Your assignment >> Report each line from the entries in which "JSON" can be found.

Dataset entries:

----

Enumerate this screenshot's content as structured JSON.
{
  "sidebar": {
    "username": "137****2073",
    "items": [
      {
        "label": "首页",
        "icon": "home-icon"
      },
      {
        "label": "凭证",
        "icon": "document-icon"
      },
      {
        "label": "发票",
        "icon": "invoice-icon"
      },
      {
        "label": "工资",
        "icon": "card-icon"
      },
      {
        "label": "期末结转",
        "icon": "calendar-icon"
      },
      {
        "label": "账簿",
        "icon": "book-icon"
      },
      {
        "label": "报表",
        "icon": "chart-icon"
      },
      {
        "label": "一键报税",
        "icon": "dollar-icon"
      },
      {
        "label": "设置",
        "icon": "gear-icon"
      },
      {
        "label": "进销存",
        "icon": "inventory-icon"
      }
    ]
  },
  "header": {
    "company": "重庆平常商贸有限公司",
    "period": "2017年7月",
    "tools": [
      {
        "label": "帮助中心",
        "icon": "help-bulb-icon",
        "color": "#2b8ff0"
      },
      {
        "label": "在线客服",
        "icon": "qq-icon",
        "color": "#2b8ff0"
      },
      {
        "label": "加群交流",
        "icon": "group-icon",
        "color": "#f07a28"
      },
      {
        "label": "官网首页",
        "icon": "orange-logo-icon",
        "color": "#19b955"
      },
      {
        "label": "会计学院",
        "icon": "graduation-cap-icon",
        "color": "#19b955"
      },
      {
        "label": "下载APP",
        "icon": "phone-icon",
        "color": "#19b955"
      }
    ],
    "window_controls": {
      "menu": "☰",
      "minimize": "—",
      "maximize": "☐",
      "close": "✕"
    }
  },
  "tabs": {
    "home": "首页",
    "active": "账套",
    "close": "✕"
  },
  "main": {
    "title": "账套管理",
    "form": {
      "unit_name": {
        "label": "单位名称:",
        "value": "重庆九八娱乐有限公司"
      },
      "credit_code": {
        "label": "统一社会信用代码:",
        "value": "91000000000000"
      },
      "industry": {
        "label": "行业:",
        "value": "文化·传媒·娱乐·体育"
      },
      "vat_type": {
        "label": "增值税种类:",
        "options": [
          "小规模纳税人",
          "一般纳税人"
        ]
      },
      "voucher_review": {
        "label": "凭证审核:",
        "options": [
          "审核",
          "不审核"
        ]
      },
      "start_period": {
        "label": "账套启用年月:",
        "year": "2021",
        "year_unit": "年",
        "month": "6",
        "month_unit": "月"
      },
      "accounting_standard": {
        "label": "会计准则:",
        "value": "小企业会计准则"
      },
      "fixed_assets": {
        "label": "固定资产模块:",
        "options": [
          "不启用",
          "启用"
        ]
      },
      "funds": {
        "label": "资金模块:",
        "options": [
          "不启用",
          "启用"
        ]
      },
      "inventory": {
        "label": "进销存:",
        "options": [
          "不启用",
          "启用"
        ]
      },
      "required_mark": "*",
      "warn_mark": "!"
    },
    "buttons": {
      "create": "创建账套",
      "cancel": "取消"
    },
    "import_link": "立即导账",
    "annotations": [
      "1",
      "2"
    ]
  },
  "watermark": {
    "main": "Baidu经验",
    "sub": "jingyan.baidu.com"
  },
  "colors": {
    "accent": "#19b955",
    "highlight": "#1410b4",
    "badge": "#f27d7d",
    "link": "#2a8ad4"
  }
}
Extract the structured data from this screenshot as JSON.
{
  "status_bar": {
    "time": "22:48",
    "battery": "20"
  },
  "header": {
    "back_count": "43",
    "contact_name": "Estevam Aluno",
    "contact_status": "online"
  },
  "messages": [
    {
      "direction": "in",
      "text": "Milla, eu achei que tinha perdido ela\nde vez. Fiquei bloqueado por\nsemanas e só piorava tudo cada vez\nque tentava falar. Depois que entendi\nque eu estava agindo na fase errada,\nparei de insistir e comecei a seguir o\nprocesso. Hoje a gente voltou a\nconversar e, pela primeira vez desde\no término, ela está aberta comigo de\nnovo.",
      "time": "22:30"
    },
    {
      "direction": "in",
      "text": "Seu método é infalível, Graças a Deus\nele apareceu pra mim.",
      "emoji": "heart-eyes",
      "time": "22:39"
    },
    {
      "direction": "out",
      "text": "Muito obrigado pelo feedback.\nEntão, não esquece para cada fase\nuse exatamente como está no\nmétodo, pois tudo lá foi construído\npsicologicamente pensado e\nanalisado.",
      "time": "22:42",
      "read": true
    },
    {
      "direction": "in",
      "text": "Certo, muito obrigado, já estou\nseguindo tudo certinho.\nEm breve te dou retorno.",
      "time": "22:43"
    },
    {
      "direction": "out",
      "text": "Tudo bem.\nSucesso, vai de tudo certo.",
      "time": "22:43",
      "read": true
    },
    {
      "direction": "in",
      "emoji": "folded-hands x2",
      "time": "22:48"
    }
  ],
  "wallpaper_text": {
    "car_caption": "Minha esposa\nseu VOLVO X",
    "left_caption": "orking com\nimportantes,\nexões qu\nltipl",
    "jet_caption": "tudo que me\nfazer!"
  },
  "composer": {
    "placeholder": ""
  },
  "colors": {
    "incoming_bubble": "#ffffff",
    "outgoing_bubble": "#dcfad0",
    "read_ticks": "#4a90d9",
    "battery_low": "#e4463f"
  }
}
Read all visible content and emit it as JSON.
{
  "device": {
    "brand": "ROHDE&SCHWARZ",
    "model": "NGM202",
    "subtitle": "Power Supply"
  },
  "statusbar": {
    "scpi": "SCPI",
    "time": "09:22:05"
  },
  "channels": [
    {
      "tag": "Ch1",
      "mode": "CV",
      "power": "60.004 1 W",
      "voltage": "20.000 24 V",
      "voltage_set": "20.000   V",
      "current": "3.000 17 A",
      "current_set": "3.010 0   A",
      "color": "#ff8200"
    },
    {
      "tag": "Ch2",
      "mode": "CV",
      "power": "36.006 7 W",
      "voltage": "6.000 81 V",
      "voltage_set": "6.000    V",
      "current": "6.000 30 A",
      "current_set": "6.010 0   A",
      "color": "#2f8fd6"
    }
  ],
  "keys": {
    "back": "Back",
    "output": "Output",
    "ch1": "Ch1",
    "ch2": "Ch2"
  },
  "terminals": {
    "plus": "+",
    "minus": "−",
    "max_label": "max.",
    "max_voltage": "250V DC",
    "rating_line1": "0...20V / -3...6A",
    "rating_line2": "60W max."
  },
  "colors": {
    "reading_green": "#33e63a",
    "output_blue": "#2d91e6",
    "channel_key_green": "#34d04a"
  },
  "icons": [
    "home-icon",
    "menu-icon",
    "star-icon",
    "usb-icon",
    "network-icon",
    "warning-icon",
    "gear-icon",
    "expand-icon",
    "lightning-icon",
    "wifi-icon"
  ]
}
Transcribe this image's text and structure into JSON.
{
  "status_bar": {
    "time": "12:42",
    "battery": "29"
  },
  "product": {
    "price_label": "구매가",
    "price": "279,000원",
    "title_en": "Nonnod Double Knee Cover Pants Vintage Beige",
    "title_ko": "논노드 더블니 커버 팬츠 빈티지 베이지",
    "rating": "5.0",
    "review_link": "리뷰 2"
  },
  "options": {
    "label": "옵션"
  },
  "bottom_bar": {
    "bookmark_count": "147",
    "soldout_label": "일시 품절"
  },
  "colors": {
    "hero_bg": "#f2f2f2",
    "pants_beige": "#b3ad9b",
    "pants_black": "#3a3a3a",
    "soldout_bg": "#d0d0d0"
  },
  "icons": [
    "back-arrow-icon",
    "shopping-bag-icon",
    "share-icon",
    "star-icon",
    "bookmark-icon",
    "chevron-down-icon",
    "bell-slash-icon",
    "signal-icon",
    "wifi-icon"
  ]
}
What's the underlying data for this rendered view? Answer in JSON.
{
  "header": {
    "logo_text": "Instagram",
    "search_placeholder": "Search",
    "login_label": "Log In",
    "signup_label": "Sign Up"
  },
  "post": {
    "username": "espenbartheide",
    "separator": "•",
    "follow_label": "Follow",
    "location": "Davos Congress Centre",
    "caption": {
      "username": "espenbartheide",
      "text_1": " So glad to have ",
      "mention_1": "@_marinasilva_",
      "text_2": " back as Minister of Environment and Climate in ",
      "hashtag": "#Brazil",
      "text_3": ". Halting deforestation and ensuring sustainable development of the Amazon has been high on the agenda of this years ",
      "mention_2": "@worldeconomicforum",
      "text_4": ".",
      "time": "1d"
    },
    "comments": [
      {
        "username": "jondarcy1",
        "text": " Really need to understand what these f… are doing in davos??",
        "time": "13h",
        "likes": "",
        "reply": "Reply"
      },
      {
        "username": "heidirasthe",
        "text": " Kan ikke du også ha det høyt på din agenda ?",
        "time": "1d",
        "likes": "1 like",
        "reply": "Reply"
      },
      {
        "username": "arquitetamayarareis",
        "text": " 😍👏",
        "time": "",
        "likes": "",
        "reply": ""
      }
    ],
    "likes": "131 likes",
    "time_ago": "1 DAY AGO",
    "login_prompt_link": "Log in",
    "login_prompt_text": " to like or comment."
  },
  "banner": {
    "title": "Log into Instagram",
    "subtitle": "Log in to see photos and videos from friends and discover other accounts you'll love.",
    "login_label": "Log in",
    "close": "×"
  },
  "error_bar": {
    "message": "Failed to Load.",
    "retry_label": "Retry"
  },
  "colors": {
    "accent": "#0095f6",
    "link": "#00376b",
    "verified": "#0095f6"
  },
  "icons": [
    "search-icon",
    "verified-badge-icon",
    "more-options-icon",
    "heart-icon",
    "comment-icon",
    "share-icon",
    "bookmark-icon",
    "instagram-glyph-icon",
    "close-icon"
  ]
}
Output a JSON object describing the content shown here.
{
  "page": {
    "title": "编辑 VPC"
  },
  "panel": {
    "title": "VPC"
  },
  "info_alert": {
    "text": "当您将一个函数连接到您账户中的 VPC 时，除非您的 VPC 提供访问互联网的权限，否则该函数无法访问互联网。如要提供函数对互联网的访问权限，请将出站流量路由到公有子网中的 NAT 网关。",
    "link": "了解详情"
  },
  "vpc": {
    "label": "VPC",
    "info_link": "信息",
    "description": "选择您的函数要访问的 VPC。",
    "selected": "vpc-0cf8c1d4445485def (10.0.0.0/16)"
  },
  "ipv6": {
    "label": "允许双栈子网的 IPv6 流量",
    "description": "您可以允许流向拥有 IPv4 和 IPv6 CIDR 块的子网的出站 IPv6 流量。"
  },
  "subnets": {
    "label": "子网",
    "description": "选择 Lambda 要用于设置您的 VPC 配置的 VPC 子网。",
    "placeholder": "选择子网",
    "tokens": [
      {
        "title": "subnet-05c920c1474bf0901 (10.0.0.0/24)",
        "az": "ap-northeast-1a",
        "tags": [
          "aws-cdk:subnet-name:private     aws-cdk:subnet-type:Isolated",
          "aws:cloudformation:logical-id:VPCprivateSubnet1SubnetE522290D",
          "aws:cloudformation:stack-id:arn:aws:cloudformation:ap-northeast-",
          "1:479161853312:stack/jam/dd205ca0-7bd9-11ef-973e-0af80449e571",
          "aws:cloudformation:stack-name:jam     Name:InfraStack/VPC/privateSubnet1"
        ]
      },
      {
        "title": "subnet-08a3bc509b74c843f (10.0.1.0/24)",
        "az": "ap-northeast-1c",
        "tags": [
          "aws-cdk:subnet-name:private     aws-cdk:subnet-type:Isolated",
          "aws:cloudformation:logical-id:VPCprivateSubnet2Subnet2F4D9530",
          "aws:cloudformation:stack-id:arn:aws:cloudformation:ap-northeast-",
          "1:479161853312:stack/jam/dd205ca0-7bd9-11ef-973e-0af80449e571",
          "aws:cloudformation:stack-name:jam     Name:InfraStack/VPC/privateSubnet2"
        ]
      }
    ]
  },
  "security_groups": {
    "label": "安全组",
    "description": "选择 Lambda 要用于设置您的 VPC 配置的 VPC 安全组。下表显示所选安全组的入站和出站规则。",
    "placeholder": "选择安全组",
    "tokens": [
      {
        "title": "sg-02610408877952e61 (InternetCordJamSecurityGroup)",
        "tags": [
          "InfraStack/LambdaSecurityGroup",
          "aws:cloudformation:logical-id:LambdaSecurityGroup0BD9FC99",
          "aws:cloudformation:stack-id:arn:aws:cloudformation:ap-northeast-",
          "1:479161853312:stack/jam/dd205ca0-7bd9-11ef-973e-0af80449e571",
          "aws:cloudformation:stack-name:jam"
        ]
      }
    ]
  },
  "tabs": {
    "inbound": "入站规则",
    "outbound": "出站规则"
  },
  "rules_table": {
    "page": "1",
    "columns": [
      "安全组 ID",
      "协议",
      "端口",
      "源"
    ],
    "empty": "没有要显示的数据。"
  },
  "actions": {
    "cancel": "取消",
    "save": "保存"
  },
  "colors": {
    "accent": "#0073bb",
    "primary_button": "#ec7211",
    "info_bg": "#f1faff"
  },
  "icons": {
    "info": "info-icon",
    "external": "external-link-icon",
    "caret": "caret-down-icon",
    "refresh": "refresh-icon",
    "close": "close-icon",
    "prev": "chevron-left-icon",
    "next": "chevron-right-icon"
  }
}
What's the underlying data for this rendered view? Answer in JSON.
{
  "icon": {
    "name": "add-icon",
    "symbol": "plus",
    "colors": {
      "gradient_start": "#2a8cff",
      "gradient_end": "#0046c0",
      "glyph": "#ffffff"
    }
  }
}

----

Task output >>
Enumerate this screenshot's content as structured JSON.
Extract the structured data from this screenshot as JSON.
Read all visible content and emit it as JSON.
Transcribe this image's text and structure into JSON.
What's the underlying data for this rendered view? Answer in JSON.
Output a JSON object describing the content shown here.
What's the underlying data for this rendered view? Answer in JSON.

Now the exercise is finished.